Tableau has emerged as an industry leader in the field of data discovery and business analytic software solutions. While there is a lot of information on how to use the tool, most Tableau users are faced with the challenge on how it can be effectively used to derive meaningful business insights from the uncharted territory of data.
This book will give you useful tips from Tableau masters learned from years of experience working with Tableau. You'll start by getting your data into Tableau, move on to generating progressively complex visualizations, and end with finishing touches and packaging your work for distribution.
Inside you will learn the exact steps required to solve complex real-life problems. Whether it is data blending or complex calculations, you can solve your problem with ease and confidence; no more searching for Help doc or waiting for support. This book will help you make the most of Tableau and become a Tableau expert.Style and approach
The book will show you hacks to solve complex real-life problems. This book will help you make the most of Tableau and become a Tableau expert.

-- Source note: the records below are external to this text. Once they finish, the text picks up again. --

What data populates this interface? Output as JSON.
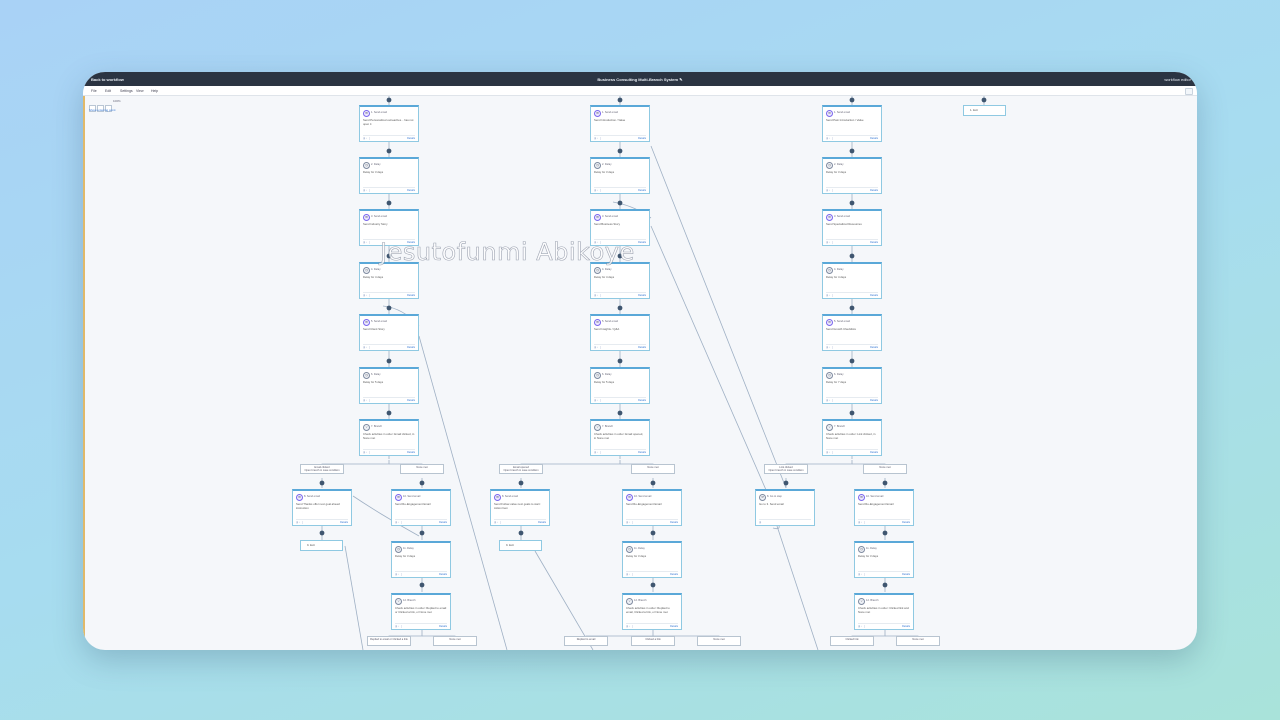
{
  "window": {
    "back_link": "Back to workflow",
    "title": "Business Consulting Multi-Branch System",
    "edit_icon": "pencil-icon",
    "user": "workflow editor"
  },
  "menu": [
    {
      "label": "File"
    },
    {
      "label": "Edit"
    },
    {
      "label": "Settings"
    },
    {
      "label": "View"
    },
    {
      "label": "Help"
    }
  ],
  "canvas": {
    "zoom_label": "100%",
    "link_text": "Show entering point"
  },
  "labels": {
    "send_email": "Send email",
    "delay": "Delay",
    "branch": "Branch",
    "exit": "Exit",
    "details": "Details",
    "none_met": "None met",
    "open_branch": "Open branch in case condition"
  },
  "column1": {
    "steps": [
      {
        "head": "1. Send email",
        "body": "Send Personalized outreaches... has not open it"
      },
      {
        "head": "2. Delay",
        "body": "Delay for 3 days"
      },
      {
        "head": "3. Send email",
        "body": "Send Industry Story"
      },
      {
        "head": "4. Delay",
        "body": "Delay for 4 days"
      },
      {
        "head": "5. Send email",
        "body": "Send Client Story"
      },
      {
        "head": "6. Delay",
        "body": "Delay for 5 days"
      },
      {
        "head": "7. Branch",
        "body": "Check activities in order: Email clicked, in None met"
      }
    ],
    "branch_a": "Email clicked",
    "branch_b": "None met",
    "sub_a": {
      "head": "8. Send email",
      "body": "Send Thanks offer next goal ahead: instruction"
    },
    "sub_a_exit": "9. Exit",
    "sub_b": [
      {
        "head": "10. Send email",
        "body": "Send Re-Engagement Email"
      },
      {
        "head": "11. Delay",
        "body": "Delay for 3 days"
      },
      {
        "head": "12. Branch",
        "body": "Check activities in order: Replied to email or Clicked a link, or None met"
      }
    ],
    "branch_c": "Replied to email or Clicked a link",
    "branch_d": "None met"
  },
  "column2": {
    "steps": [
      {
        "head": "1. Send email",
        "body": "Send Introduction / Value"
      },
      {
        "head": "2. Delay",
        "body": "Delay for 3 days"
      },
      {
        "head": "3. Send email",
        "body": "Send Business Story"
      },
      {
        "head": "4. Delay",
        "body": "Delay for 4 days"
      },
      {
        "head": "5. Send email",
        "body": "Send Insights / Q&A"
      },
      {
        "head": "6. Delay",
        "body": "Delay for 5 days"
      },
      {
        "head": "7. Branch",
        "body": "Check activities in order: Email opened, in None met"
      }
    ],
    "branch_a": "Email opened",
    "branch_b": "None met",
    "sub_a": {
      "head": "8. Send email",
      "body": "Send Follow value next goals to start: Action Item"
    },
    "sub_a_exit": "9. Exit",
    "sub_b": [
      {
        "head": "10. Send email",
        "body": "Send Re-Engagement Email"
      },
      {
        "head": "11. Delay",
        "body": "Delay for 3 days"
      },
      {
        "head": "12. Branch",
        "body": "Check activities in order: Replied to email, Clicked a link, or None met"
      }
    ],
    "branch_c": "Replied to email",
    "branch_d": "Clicked a link",
    "branch_e": "None met"
  },
  "column3": {
    "steps": [
      {
        "head": "1. Send email",
        "body": "Send Pain Introduction / Value"
      },
      {
        "head": "2. Delay",
        "body": "Delay for 3 days"
      },
      {
        "head": "3. Send email",
        "body": "Send Specialized Resources"
      },
      {
        "head": "4. Delay",
        "body": "Delay for 4 days"
      },
      {
        "head": "5. Send email",
        "body": "Send Growth Checklists"
      },
      {
        "head": "6. Delay",
        "body": "Delay for 7 days"
      },
      {
        "head": "7. Branch",
        "body": "Check activities in order: Link clicked, in None met"
      }
    ],
    "branch_a": "Link clicked",
    "branch_b": "None met",
    "sub_a": {
      "head": "8. Go to step",
      "body": "Go to 3. Send email"
    },
    "sub_b": [
      {
        "head": "10. Send email",
        "body": "Send Re-Engagement Email"
      },
      {
        "head": "11. Delay",
        "body": "Delay for 3 days"
      },
      {
        "head": "12. Branch",
        "body": "Check activities in order: Clicked link and None met"
      }
    ],
    "branch_c": "Clicked link",
    "branch_d": "None met"
  },
  "column4": {
    "exit": "1. Exit"
  },
  "watermark": "Jesutofunmi Abikoye",
  "colors": {
    "accent": "#5aa8d8",
    "titlebar": "#2b3442",
    "wire": "#9fb0c4"
  }
}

This book is packed with lots of real-life problems with step-by-step instructions from Tableau experts.
One of Nylon's "50 Books We Can't Wait To Read In 2017"
An entirely original portrait of a young writer shutting out the din in order to find her own voice
On April 11, 1931, Virginia Woolf ended her entry in A Writer’s Diary with the words “too much and not the mood.” She was describing how tired she was of correcting her own writing, of the “cramming in and the cutting out” to please other readers, wondering if she had anything at all that was truly worth saying.
The character of that sentiment, the attitude of it, inspired Durga Chew-Bose to write and collect her own work. The result is a lyrical and piercingly insightful collection of essays and her own brand of essay-meets-prose poetry about identity and culture. Inspired by Maggie Nelson’s Bluets, Lydia Davis’s short prose, and Vivian Gornick’s exploration of interior life, Chew-Bose captures the inner restlessness that keeps her always on the brink of creative expression.
Too Much and Not the Mood is a beautiful and surprising exploration of what it means to be a first-generation, creative young woman working today.